:: Dataset extract ::

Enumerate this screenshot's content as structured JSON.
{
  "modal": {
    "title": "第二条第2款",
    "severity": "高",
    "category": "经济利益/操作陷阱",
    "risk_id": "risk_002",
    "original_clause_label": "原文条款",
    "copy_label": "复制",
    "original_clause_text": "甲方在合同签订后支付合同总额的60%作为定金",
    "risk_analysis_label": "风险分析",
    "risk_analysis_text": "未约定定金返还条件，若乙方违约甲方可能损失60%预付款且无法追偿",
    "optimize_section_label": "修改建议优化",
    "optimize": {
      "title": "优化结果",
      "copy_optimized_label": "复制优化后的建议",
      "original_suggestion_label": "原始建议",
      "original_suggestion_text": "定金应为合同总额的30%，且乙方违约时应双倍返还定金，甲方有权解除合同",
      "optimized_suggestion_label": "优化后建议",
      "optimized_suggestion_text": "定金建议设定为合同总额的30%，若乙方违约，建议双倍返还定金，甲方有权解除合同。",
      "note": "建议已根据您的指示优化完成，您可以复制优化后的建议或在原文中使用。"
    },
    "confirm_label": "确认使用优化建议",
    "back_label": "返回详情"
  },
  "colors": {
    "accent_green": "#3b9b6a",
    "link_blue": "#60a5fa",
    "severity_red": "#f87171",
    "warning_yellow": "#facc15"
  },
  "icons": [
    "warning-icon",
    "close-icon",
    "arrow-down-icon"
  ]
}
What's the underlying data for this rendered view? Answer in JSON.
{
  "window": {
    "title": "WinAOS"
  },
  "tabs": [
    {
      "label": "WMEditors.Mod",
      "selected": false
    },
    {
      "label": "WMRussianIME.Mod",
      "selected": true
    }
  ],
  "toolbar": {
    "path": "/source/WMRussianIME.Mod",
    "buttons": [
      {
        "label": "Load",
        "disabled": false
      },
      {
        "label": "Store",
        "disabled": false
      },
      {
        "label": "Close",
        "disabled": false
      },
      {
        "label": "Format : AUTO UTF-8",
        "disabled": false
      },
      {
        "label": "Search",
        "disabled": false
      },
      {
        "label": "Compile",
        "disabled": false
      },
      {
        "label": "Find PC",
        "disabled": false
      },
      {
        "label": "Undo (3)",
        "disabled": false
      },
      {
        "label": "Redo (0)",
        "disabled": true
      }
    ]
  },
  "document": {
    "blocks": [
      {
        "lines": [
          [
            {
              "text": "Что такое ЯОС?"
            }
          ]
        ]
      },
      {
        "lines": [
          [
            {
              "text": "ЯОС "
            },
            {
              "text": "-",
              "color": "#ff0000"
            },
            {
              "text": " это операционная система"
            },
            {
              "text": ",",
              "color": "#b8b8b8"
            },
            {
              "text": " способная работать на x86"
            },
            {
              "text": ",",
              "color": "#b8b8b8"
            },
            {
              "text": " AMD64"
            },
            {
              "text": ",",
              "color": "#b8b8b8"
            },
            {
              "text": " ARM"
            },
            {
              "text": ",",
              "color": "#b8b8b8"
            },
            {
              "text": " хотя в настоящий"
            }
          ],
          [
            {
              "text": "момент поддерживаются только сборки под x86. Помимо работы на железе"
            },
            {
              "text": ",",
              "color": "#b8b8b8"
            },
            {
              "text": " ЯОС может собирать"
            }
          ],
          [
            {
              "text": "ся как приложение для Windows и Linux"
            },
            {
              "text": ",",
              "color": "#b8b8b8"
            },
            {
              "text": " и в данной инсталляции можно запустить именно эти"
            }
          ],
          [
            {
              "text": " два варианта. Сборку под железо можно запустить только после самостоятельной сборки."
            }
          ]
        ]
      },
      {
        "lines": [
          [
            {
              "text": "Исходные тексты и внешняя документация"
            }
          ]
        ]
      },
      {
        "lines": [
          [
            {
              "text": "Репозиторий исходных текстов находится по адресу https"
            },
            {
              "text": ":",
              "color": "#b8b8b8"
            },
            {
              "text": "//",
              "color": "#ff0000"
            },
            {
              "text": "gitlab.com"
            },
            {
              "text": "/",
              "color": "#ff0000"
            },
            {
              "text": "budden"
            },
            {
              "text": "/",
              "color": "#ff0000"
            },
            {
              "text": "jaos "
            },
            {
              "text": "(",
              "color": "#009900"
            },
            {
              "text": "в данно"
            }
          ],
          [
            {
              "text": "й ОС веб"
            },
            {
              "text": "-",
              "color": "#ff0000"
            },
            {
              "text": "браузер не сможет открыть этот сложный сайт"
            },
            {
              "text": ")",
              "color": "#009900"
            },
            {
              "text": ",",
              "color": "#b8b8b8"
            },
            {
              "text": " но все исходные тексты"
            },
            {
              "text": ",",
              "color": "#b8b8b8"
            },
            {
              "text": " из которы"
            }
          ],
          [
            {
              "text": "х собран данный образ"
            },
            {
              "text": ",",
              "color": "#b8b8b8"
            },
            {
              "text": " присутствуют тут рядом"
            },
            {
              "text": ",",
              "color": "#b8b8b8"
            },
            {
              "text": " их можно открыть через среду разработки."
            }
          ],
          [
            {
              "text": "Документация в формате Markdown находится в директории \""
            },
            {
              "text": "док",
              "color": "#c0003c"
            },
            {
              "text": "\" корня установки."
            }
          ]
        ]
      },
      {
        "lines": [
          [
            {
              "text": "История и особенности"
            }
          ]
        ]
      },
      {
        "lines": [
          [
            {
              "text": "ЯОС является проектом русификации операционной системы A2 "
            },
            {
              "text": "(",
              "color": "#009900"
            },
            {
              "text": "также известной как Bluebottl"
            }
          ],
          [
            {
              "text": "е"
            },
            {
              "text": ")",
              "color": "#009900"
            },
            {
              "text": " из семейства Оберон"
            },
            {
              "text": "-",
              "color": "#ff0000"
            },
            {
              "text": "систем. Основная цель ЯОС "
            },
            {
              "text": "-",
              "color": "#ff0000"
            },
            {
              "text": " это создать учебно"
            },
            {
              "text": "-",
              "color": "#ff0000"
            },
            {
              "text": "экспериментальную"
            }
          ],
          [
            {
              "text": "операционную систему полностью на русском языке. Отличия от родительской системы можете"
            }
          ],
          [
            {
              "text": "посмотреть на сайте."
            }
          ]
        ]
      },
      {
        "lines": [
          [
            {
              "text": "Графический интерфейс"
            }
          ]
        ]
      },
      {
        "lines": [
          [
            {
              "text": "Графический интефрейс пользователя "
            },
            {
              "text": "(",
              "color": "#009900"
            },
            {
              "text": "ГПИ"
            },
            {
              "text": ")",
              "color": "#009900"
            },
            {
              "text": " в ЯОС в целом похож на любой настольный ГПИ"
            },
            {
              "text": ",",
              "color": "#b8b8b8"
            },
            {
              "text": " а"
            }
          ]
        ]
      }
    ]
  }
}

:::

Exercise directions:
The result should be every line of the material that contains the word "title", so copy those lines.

Output for this task:
    "title": "第二条第2款",
      "title": "优化结果",
    "title": "WinAOS"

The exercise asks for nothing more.